Because of his service to the Republican party, Senator John Sherman offered him the position of Chief of Division in the Second Auditor’s Office at a salary of $2000 per year, in which capacity he oversaw the accounts of the War Department and the West Point Military Academy. Holland, continuing in his spirit of doing what others had not done before, became a founder and first president of the Alpha Life Insurance Company, one of the first black-owned Insurance companies in the nation, incorporated in 1892.
On a personal level, Holland, his wife and daughter, lived in, according to a report of the time:
… [A] large, beautiful frame structure, modeled after the plan of a French villa, with Mansard roof and spacious lawns surrounding the entire home. It is situated on Howard University Hill, commanding a fine view of the beautiful park surrounding National Soldier’s Home….His home is nicely furnished, and the library is well filled with a choice selection of the best works of the best authors. His estimable wife and daughter preside over their home with a charm of manners that make it the social rendezvous of their many friends … .22
What happened to this daughter is unknown, for Holland declared in a statement to the Bureau of Pensions in 1906 that he had no living children.
In another ironic twist of racial history, Holland had a great deal of trouble in proving his honorable military service and obtaining his military pension from the federal government, but finally succeeded in receiving a $12 per month payment which was later passed on to his widow. In applying for his pension, Holland cited deafness and impaired vision as disabilities.
In 1902 Holland and his wife retired to Silver Spring, Maryland, where they resided until his death at the age of 65 on May 15, 1910. According to his death certificate, the primary cause for his demise was listed as “neuralgia of heart.” He was buried on May 18 in Harmony, Maryland. His wife of many years passed away on Sept. 18, 1915.
Although it has been more than 75 years since Holland died, Athens County nor black America nor the Union itself will soon forget the contributions made by one of our most valiant Civil War heroes.
The author gratefully acknowledges the research contributions of her husband, Michel, without whose aid this article could not have been written.
Published with permission of The Athens County Historical Society & Museum. Originally published as “Milton Holland” in Civil War Veterans of Athens County, Ohio: Biographical Sketches compiled by Mary L. Bowman, Volume 1, 61-65. Athens, Ohio: Athens County Historical Society and Museum, 1989.
1 Frank R. Levstik, “From Slaver to Freedom” In Civil War Times Illustrated, vol. XI, no. 79 November 1972), 10.
2 The Freeman, Dec. 7, 1889.
3 Lowell Dwight Black, “The Negro Volunteer Militia Units of the Ohio national Guards, 1870-1954,” (Ph.D. Dissertation, Ohio State University, 1976) 66.
4 Douglass’ Monthly, June 1861.
5 Frank R. Levstik, “The Fifth Regiment, U.S. Colored Troops, 1863-1865,” in Northwest Ohio Quarterly, vol.
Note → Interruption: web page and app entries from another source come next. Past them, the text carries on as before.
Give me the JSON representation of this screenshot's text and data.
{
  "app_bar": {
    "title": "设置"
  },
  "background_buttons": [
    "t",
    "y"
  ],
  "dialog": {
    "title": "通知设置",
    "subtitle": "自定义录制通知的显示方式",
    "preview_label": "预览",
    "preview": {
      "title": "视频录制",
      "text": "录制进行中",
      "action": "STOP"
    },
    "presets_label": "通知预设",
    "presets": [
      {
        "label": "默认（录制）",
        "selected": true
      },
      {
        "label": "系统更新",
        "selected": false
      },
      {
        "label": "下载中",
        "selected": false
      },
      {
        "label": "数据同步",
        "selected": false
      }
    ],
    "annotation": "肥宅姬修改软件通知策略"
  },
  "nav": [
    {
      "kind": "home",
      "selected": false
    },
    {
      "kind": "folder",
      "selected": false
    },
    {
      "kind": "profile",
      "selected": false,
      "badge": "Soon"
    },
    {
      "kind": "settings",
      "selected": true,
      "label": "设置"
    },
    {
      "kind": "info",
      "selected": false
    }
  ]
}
XLII, no. 4 (Fall 1970), 86.
6 Ohio Executive Documents, 56th Session (1863), pt. 1, 274.
7 Levstik, 87.
8 John Mercer Langston, From the Plantation to the Capitol (Hartford 1894), 213-214.
10 Messenger, Feb. 4, 1864.
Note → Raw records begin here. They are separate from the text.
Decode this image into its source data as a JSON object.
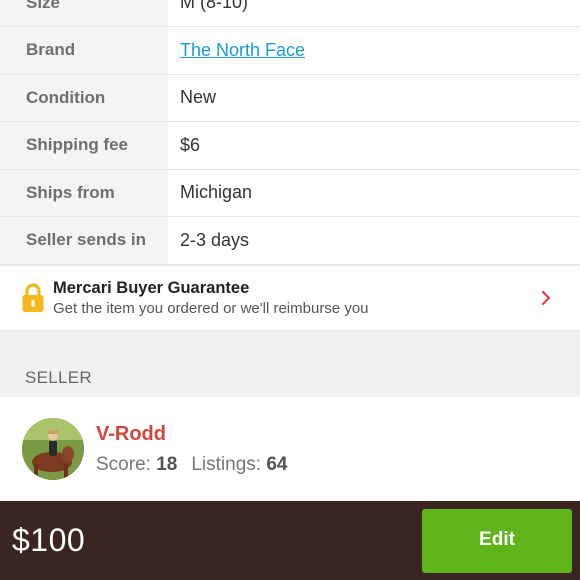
{
  "details": [
    {
      "key": "size",
      "label": "Size",
      "value": "M (8-10)",
      "is_link": false
    },
    {
      "key": "brand",
      "label": "Brand",
      "value": "The North Face",
      "is_link": true
    },
    {
      "key": "condition",
      "label": "Condition",
      "value": "New",
      "is_link": false
    },
    {
      "key": "shipping_fee",
      "label": "Shipping fee",
      "value": "$6",
      "is_link": false
    },
    {
      "key": "ships_from",
      "label": "Ships from",
      "value": "Michigan",
      "is_link": false
    },
    {
      "key": "seller_sends_in",
      "label": "Seller sends in",
      "value": "2-3 days",
      "is_link": false
    }
  ],
  "guarantee": {
    "icon": "lock-icon",
    "title": "Mercari Buyer Guarantee",
    "subtitle": "Get the item you ordered or we'll reimburse you",
    "chevron_icon": "chevron-right-icon"
  },
  "seller_section": {
    "header": "SELLER",
    "name": "V-Rodd",
    "score_label": "Score:",
    "score": "18",
    "listings_label": "Listings:",
    "listings": "64"
  },
  "bottom_bar": {
    "price": "$100",
    "edit_label": "Edit"
  },
  "colors": {
    "link": "#1a9bd7",
    "seller_name": "#d4453c",
    "chevron": "#e0413a",
    "lock": "#f5b81c",
    "edit_button": "#5fb41a",
    "bottom_bar": "#3a2520"
  }
}
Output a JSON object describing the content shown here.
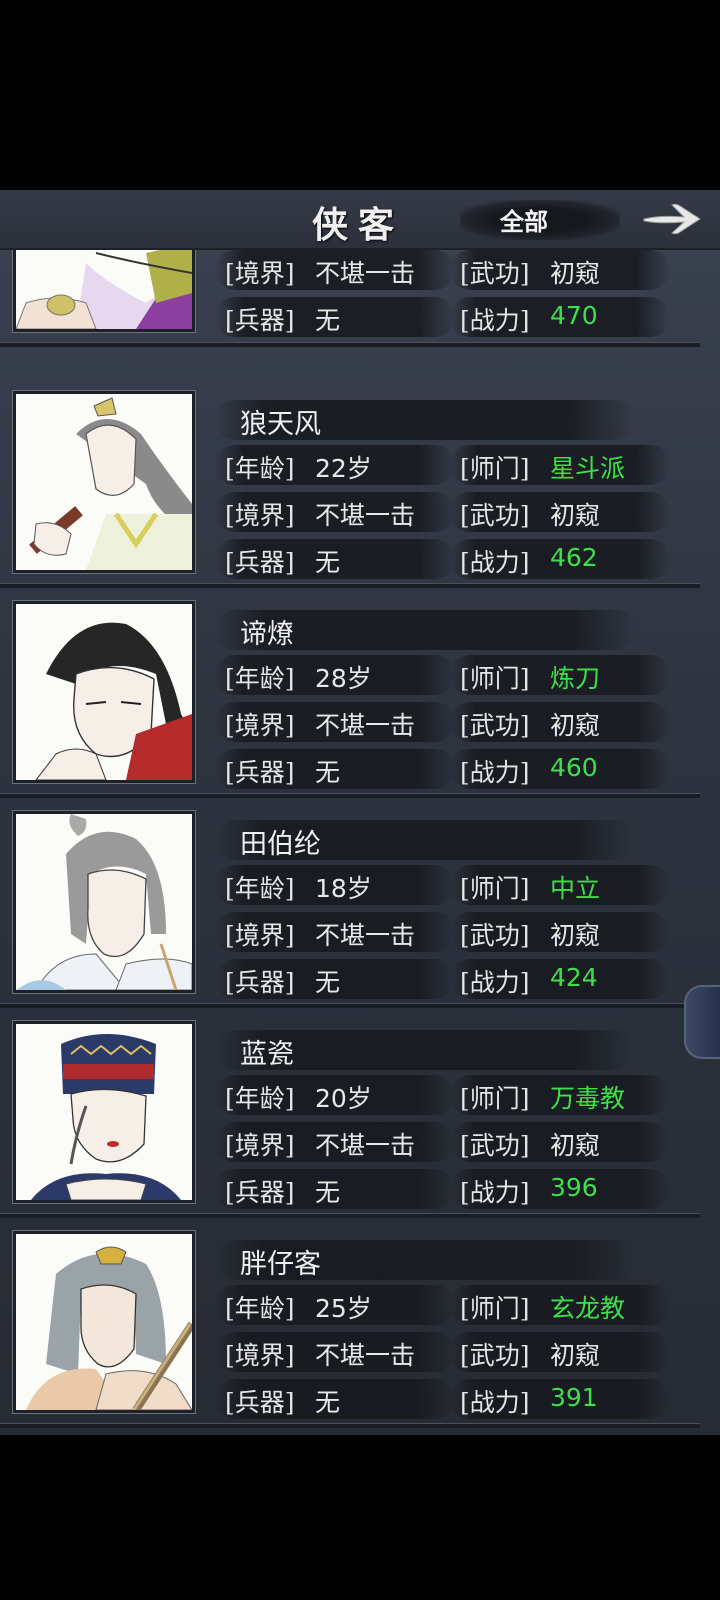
{
  "header": {
    "title": "侠客",
    "filter_label": "全部"
  },
  "labels": {
    "age": "[年龄]",
    "sect": "[师门]",
    "realm": "[境界]",
    "skill": "[武功]",
    "weapon": "[兵器]",
    "power": "[战力]"
  },
  "partial_top": {
    "realm": "不堪一击",
    "skill": "初窥",
    "weapon": "无",
    "power": "470"
  },
  "heroes": [
    {
      "name": "狼天风",
      "age": "22岁",
      "sect": "星斗派",
      "realm": "不堪一击",
      "skill": "初窥",
      "weapon": "无",
      "power": "462"
    },
    {
      "name": "谛燎",
      "age": "28岁",
      "sect": "炼刀",
      "realm": "不堪一击",
      "skill": "初窥",
      "weapon": "无",
      "power": "460"
    },
    {
      "name": "田伯纶",
      "age": "18岁",
      "sect": "中立",
      "realm": "不堪一击",
      "skill": "初窥",
      "weapon": "无",
      "power": "424"
    },
    {
      "name": "蓝瓷",
      "age": "20岁",
      "sect": "万毒教",
      "realm": "不堪一击",
      "skill": "初窥",
      "weapon": "无",
      "power": "396"
    },
    {
      "name": "胖仔客",
      "age": "25岁",
      "sect": "玄龙教",
      "realm": "不堪一击",
      "skill": "初窥",
      "weapon": "无",
      "power": "391"
    }
  ],
  "colors": {
    "highlight_green": "#3ee04a",
    "panel_bg": "#2e3440"
  }
}
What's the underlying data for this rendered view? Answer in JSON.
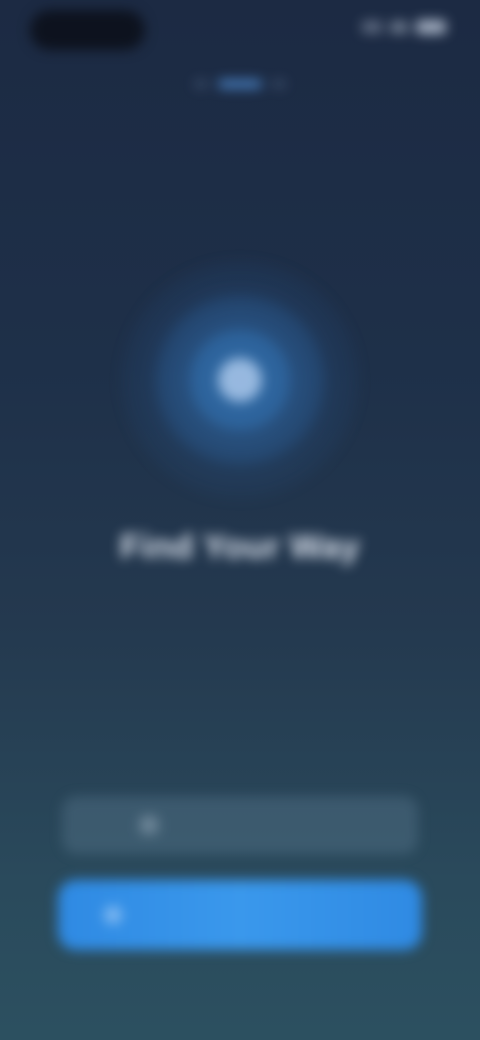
{
  "status_bar": {
    "time": "",
    "icons": [
      "signal-icon",
      "wifi-icon",
      "battery-icon"
    ]
  },
  "progress": {
    "total_steps": 3,
    "current_step": 2
  },
  "hero": {
    "icon": "location-pin-icon"
  },
  "title": "Find Your Way",
  "subtitle": "",
  "buttons": {
    "secondary_label": "",
    "primary_label": ""
  },
  "colors": {
    "background_top": "#1c2a43",
    "background_bottom": "#2c5060",
    "accent": "#3a98ec"
  }
}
11 Messenger, July 24, 1864.
13 The Freeman, Dec. 7, 1889.
14 Levstik, 94.
15 Robert Ewell Greene, Black Defenders of America, 1775-1973, 72.
16 W.P. Dabney, Cincinnati’s Colored Citizens, 345.
17 Ibid, 94-95.
18 The Athens Messenger, Sept. 4, 1879.
20 Frank R. Levstik, “William H. Holland: Black Soldier, Politician, and Educator” in Negro History Bulletin (May 1973), 111.
21 The Freeman, Dec. 7, 1889.